• _What is expected_: Comb through the entries for "minor" and pull out each line that holds it.

• _Exercise material_:
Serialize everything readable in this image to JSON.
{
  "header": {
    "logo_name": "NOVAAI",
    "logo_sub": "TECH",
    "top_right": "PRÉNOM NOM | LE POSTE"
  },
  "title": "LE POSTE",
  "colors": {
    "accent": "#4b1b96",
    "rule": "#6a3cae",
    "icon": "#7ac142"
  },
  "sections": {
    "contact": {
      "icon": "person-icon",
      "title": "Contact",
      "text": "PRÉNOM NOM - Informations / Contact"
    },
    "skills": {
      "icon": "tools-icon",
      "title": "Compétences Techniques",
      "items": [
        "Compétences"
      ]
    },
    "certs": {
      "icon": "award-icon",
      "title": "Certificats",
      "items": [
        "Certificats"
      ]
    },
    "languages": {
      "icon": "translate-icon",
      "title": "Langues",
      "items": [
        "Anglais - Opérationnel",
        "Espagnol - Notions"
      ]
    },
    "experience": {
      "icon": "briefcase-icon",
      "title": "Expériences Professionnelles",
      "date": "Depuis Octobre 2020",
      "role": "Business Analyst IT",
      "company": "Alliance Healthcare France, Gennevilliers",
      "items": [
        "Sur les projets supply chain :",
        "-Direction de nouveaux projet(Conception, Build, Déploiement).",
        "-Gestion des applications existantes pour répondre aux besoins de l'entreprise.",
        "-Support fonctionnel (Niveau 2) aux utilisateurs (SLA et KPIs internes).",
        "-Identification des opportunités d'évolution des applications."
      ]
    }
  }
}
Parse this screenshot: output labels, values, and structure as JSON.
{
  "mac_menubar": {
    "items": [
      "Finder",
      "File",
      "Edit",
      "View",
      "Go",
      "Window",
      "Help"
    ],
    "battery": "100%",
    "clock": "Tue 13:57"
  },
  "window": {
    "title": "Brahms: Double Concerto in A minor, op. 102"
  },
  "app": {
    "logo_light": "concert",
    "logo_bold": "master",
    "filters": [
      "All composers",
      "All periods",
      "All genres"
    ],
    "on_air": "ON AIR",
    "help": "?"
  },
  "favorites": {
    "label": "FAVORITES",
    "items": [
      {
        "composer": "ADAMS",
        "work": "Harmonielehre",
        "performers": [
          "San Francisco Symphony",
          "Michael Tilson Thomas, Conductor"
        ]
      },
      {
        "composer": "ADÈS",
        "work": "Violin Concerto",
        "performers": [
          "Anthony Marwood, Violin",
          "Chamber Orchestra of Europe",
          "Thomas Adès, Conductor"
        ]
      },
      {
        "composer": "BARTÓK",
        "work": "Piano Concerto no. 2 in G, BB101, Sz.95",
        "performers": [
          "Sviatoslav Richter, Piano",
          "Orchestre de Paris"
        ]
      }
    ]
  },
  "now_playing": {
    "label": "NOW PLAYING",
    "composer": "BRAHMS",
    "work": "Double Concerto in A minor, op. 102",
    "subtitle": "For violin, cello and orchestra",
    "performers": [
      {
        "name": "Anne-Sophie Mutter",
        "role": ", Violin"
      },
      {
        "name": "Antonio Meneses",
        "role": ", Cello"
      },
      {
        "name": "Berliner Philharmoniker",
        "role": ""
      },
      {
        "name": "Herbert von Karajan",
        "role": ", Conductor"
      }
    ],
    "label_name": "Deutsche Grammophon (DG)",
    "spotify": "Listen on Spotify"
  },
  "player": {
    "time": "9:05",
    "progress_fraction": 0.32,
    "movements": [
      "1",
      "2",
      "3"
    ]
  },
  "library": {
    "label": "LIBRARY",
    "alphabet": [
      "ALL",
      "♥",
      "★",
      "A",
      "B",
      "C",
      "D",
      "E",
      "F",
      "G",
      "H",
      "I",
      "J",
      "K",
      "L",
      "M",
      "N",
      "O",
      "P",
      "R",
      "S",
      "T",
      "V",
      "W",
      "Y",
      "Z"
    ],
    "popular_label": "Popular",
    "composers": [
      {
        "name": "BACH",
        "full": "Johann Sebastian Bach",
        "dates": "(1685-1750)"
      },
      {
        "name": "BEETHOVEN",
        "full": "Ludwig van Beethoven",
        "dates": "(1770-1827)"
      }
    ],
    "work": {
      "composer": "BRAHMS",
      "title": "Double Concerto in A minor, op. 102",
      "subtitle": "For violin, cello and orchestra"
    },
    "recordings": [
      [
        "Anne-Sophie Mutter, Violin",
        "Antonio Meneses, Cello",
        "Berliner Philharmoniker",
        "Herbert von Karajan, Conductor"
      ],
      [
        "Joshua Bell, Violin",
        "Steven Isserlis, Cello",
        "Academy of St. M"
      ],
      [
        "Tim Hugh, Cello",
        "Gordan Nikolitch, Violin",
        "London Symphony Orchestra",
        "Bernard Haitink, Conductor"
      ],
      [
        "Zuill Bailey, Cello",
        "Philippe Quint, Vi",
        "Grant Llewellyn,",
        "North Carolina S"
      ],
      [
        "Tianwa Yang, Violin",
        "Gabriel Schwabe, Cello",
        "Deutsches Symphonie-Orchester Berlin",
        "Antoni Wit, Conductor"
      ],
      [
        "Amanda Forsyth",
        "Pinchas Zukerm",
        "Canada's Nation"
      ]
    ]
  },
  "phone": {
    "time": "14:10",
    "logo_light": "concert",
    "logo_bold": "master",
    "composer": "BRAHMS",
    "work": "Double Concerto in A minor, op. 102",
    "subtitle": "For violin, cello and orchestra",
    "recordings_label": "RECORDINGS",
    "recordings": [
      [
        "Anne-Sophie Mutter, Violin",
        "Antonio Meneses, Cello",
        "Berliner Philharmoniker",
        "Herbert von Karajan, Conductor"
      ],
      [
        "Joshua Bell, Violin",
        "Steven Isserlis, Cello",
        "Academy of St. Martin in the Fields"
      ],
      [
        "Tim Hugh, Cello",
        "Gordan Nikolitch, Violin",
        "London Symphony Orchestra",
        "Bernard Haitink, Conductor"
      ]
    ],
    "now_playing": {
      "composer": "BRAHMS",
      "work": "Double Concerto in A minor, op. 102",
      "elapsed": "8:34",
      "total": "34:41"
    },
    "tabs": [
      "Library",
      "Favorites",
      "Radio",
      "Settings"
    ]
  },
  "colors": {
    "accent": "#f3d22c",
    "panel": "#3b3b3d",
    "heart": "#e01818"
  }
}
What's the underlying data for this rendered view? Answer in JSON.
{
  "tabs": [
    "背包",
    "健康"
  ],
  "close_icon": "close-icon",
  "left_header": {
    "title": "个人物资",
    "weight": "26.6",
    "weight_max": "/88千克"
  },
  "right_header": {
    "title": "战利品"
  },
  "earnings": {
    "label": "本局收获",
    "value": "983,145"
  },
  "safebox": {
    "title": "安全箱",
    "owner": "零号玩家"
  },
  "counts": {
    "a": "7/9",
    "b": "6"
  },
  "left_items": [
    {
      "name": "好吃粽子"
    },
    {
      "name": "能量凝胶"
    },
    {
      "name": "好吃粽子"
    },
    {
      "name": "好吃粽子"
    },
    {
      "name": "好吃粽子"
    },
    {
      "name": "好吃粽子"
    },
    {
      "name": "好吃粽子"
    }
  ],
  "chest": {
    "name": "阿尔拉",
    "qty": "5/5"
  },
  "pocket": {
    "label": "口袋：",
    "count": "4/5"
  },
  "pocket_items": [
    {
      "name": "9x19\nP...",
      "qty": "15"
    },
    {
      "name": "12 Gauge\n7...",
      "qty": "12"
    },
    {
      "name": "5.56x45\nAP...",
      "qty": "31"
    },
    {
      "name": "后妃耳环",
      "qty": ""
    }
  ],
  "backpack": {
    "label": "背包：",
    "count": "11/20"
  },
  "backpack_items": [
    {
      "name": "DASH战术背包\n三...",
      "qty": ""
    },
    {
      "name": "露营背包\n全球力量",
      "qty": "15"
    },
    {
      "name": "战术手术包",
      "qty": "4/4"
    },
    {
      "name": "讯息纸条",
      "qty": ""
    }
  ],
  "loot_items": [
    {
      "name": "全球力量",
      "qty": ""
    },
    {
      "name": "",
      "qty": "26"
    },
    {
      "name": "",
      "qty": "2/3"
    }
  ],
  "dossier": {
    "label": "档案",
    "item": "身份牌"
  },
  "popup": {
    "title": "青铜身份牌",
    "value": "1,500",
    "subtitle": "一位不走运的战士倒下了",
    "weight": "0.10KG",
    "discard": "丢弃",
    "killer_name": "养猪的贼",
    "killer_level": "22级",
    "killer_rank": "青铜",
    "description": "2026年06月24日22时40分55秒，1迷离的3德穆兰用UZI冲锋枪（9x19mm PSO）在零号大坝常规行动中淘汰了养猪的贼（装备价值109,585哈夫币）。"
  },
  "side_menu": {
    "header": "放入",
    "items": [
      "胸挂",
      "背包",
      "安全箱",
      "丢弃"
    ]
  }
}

• _Expected output_:
    "title": "Brahms: Double Concerto in A minor, op. 102"
    "work": "Double Concerto in A minor, op. 102",
      "title": "Double Concerto in A minor, op. 102",
    "work": "Double Concerto in A minor, op. 102",
      "work": "Double Concerto in A minor, op. 102",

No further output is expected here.